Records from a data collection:
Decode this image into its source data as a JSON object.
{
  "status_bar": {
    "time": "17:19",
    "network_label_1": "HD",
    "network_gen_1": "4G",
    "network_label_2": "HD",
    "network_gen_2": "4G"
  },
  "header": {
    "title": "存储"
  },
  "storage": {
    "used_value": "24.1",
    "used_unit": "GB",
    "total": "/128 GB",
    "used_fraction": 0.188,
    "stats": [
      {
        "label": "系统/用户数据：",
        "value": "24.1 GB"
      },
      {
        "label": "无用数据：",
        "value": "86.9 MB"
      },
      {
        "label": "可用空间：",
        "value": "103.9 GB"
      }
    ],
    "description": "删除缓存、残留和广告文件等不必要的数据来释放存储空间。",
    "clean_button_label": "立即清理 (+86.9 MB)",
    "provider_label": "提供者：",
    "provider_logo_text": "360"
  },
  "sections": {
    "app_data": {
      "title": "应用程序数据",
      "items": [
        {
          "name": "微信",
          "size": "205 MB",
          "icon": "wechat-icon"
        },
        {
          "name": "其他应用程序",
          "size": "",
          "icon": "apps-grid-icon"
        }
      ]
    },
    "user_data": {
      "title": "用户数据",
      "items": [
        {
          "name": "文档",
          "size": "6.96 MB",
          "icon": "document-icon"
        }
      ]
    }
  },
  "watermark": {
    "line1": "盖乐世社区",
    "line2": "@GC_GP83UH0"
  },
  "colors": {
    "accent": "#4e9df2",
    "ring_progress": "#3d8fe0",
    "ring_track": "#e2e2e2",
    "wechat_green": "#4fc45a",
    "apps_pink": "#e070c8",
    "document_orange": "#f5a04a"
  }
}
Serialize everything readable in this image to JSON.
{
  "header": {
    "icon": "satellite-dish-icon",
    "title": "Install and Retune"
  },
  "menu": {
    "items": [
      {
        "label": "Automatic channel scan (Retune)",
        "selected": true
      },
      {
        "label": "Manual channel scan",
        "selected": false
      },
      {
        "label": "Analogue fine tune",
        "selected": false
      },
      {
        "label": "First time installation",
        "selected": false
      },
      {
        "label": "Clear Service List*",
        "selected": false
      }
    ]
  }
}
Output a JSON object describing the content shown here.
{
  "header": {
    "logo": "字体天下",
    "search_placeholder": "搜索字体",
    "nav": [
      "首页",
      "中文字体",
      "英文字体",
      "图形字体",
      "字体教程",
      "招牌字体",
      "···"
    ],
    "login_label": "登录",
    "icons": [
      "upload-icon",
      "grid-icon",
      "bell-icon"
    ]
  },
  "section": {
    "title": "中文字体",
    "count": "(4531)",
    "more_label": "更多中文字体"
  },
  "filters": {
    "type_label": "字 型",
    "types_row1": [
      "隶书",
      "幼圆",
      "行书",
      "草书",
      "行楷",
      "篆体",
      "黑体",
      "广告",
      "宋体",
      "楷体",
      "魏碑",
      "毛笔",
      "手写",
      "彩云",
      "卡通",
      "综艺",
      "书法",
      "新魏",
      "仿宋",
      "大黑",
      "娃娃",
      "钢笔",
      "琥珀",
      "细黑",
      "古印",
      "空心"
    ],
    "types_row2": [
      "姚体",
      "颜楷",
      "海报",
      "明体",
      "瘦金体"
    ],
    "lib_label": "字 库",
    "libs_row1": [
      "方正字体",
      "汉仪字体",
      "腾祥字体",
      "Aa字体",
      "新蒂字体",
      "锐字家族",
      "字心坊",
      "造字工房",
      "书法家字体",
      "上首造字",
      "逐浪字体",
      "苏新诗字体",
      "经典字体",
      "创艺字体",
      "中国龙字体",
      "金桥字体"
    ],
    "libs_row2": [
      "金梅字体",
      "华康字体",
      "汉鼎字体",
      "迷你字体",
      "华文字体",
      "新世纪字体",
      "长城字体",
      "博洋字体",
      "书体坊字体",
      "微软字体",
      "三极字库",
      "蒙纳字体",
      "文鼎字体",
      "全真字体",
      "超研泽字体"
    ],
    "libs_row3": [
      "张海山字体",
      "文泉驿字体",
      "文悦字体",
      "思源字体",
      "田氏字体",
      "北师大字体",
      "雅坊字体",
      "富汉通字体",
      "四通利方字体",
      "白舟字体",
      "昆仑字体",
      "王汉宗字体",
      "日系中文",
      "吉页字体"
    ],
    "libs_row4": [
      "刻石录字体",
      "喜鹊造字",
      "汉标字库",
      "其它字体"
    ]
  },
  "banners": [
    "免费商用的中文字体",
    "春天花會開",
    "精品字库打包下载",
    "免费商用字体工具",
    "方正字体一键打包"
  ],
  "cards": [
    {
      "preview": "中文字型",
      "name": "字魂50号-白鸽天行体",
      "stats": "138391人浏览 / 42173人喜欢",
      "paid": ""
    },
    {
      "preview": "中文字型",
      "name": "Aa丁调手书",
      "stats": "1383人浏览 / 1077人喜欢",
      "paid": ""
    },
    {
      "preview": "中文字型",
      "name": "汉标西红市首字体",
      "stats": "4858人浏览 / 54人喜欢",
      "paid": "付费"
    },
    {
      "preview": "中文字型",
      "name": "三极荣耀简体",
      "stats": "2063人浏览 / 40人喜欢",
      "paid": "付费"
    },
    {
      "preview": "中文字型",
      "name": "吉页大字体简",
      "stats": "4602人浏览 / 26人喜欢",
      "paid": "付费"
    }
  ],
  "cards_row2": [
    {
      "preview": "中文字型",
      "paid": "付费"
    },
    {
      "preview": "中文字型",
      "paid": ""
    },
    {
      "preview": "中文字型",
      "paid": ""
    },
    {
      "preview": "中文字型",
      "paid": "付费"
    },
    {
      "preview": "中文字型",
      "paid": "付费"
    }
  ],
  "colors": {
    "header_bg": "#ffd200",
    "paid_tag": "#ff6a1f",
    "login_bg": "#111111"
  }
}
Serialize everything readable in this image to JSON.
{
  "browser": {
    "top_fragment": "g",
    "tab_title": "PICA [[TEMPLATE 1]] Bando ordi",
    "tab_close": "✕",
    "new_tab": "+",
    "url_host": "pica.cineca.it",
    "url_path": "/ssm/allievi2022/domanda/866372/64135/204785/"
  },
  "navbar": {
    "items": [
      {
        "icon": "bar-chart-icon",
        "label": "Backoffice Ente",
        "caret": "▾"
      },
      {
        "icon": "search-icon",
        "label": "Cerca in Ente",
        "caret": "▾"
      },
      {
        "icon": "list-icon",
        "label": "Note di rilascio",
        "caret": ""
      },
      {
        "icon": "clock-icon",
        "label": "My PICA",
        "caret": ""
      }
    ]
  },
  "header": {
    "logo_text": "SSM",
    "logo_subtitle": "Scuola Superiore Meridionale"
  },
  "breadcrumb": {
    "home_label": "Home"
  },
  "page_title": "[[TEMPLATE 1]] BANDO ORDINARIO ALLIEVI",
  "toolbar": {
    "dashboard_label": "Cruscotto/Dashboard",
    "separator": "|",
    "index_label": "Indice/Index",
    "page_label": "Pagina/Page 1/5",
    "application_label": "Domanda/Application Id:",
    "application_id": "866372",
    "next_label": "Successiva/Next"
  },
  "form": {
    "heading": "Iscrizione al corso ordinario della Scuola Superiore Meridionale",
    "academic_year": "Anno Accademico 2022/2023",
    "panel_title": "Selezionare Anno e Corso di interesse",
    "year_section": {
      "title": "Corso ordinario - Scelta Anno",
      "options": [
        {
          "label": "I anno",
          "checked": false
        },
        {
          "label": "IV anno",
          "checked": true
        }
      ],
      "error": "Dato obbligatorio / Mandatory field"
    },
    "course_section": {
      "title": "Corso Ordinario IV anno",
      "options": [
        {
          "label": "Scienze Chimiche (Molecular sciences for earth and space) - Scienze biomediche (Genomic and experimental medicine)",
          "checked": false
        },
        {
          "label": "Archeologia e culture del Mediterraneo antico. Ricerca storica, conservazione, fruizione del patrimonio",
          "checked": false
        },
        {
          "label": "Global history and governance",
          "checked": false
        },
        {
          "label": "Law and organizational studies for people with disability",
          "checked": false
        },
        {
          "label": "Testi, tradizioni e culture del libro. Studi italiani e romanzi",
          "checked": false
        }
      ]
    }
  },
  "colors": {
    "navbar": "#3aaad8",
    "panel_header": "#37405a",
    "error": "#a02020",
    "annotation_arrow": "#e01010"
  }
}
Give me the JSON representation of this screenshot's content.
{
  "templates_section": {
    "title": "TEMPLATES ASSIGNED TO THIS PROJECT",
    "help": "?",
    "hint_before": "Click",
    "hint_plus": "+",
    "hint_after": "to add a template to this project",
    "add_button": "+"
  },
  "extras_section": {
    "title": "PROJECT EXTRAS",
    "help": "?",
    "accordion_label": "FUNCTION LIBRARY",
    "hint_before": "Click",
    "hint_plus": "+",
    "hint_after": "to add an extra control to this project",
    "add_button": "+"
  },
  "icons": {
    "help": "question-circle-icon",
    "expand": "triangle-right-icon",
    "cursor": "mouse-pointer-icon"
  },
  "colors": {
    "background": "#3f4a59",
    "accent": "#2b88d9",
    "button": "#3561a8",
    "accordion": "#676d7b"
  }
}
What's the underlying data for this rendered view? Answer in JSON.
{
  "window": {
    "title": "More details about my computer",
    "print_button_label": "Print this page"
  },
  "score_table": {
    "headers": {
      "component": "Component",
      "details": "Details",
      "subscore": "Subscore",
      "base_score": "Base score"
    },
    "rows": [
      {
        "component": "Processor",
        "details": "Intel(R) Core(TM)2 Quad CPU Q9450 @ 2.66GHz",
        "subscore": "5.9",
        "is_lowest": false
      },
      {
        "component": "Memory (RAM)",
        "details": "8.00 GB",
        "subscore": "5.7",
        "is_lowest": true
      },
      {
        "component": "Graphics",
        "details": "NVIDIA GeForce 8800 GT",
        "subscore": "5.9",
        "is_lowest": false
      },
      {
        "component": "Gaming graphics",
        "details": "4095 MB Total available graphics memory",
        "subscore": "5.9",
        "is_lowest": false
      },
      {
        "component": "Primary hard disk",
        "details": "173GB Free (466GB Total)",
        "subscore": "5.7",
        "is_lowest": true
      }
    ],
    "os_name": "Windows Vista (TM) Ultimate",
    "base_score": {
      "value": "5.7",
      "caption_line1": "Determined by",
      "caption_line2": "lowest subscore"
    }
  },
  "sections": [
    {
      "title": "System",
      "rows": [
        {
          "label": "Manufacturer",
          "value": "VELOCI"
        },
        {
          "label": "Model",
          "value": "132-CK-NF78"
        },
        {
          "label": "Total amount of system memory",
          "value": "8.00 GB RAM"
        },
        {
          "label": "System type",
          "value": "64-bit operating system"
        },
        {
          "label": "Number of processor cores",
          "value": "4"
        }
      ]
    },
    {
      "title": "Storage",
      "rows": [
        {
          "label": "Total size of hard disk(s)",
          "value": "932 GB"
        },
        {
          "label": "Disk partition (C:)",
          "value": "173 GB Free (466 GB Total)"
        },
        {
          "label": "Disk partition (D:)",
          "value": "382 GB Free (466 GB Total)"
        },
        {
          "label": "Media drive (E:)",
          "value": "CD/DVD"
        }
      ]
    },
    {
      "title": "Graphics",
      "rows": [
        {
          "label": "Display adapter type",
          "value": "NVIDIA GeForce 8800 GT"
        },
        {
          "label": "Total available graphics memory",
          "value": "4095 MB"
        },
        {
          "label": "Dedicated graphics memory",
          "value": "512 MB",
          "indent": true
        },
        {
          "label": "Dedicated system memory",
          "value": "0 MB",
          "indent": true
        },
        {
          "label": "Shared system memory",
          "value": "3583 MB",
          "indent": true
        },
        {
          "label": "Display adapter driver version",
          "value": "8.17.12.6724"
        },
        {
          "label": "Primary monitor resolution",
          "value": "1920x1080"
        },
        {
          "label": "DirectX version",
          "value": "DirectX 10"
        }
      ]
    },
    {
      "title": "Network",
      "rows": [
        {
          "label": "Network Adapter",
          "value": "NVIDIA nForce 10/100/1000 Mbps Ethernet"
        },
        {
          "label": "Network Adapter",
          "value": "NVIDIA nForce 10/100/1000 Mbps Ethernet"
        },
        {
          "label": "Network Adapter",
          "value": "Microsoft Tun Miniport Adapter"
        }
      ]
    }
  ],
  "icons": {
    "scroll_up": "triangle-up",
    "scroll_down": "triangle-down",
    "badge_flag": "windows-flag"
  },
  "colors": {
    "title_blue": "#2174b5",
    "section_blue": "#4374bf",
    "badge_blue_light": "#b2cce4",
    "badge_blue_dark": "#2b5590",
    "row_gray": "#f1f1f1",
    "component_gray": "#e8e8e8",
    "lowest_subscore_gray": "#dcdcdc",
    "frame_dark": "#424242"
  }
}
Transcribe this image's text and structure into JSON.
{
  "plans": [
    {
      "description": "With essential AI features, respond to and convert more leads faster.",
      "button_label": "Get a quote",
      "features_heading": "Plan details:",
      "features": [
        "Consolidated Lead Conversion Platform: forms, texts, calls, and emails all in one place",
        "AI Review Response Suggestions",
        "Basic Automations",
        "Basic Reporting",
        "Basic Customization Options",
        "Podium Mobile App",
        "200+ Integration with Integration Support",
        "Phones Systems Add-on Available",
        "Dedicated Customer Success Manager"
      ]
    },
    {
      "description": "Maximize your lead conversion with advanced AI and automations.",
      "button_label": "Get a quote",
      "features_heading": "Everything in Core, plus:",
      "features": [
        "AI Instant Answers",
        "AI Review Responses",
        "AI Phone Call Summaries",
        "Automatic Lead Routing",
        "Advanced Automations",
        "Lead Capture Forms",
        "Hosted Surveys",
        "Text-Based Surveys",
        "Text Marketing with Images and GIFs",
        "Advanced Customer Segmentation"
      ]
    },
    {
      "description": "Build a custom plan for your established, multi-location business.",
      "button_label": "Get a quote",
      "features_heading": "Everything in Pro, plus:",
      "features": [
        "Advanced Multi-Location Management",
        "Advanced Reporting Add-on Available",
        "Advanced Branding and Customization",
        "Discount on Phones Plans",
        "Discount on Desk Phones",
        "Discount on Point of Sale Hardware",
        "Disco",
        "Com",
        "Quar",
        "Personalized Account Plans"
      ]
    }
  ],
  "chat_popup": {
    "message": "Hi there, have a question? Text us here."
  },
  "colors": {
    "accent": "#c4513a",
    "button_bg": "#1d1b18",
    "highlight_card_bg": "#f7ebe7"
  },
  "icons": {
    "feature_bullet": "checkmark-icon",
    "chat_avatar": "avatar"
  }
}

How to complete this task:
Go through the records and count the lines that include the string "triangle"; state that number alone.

Result:
3